Saturday, April 21, 2012

Grandpa Lachmayer's Rhubarb



I worked with my grandpa this morning, if only in my mind. It's the rhubarb that does it-it was his and now it's mine. We work on it together every year, and have for as long as I can remember.


It was a fine morning to be out there in the garden  with my memories of him and the songs of the High Kings on my iPod. 


Down behind his house, gone now too, alas,he had a long bed of rhubarb and current bushes. All the grand kids loved the pies and jellies that resulted from those plants and loved the hours pestering him while he worked on them too.




When he was getting older and I finally had the horse I wanted all my life, Magnum, I used to load my little orange Chevy up with horse manure and haul it down to him. It made the rhubarb just burst out up of the ground and the stalks grew as thick as my wrist.


Somewhere during that time he gave me a few root cuttings and I have dragged them from house to farm to house to farm as I moved, and cared for them just as he taught me.






This morning while I was cleaning the nasty reed canary grass roots out of the bed and piling on composted horse manure, then mulching with half-rotted hay, he was there. 


The scent of meadow hay and warm horse; the sound of the song sparrows, the green of the valley...they all brought him close again. It was nice to spend a while out there with him, making things right after the ravages of winter.... I love you Grandpa...thanks for the memories and the rhubarb.

8 comments:

Jan said...

What a lovely tribute.

Anonymous said...

It is amazing that we remember our
grandparents with food. This morning, I picked mustard greens, the unopened flowers and some leaves, just as my Grandma taught me. Stewed them with some garlic and olive oil. Just the smell of them takes me back to Grandma's house, always smelling of herbs and good cooking.
I wonder how our grandchildren will
remember us?

PK said...

Hi, I was steered over here by Ysabetwordsmith at LJ. Love the mix of words and pictures...want my (family) blog to be something like that. Anyway I was particularly interested in the little yellow flowers in the middle of this post. They look like some I saw this morning, that I've not seen near home before. What are they?

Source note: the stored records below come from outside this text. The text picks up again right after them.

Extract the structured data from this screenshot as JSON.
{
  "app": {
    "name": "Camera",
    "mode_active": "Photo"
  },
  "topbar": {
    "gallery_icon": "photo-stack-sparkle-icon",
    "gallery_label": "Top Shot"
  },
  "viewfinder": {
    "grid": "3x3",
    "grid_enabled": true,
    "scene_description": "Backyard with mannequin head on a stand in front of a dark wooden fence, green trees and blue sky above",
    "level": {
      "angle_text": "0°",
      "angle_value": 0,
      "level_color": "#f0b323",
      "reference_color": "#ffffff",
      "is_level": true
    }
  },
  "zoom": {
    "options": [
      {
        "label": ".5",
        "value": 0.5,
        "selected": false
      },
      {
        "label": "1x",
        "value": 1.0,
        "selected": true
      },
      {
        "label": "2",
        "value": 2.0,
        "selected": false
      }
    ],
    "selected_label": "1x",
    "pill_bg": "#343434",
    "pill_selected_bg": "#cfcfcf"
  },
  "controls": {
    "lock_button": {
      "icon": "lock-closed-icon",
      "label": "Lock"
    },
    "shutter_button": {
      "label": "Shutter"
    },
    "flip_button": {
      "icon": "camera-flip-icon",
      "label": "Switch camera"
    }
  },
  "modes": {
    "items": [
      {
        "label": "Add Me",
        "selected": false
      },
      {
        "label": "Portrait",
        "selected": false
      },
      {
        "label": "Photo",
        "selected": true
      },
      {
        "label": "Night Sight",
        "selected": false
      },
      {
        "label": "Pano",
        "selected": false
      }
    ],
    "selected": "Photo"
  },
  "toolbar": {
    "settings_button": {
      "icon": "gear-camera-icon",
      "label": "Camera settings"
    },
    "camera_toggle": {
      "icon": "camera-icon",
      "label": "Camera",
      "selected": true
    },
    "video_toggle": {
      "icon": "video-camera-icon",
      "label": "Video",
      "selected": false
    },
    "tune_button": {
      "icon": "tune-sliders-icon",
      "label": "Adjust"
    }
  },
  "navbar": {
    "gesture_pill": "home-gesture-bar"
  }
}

threecollie said...

Jan, thanks, he was the sweetest man you could imagine

Anon, boy that is sure the truth...I can't cook or garden without remembering the people who taught me how, or fed me when I was a kids....

PK, those are a woodland flower called trout lily or spotted adder's tongue. Thanks for stopping by and taking time to leave a comment.

Jeffro said...

Our predecessors do tend to pop in once in a while. Good thing, too.

Anonymous said...

Way down here in the deep south, my Granny said put your (taters) Irish potatoes in the ground by Valentines and the rest of the garden by Good Fri. On Easter Sun. we had some new taters aka creamer, about the size of a quarter, she just couldn't wait. Her greens would melt in your mouth. Thanks for the memories...

Cathy said...

" . . . making things right . ."
Marianne, this post is as lovely as anything we're likely to find on the internet.

Talk about making things 'right' . .

Wow.

threecollie said...

Jeffro, I have all my "grands" in photos on my kitchen wall. I talk to them...does that make me weird? No, don't answer that. lol

Anon, that sounds wonderful! I had the incredible fortune to grow up surrounded by a full quartet of grandparents, one great grandpa, who was quite a character, flocks of aunts, uncles, cousins, second cousins, a great, great aunt who was a flapper once and more. Such an array of wonderful characters...and lots and lots of good, old-fashioned cooks.

Cathy, thanks! I wasn't going to post yesterday...not much to say...but it was so lovely out there.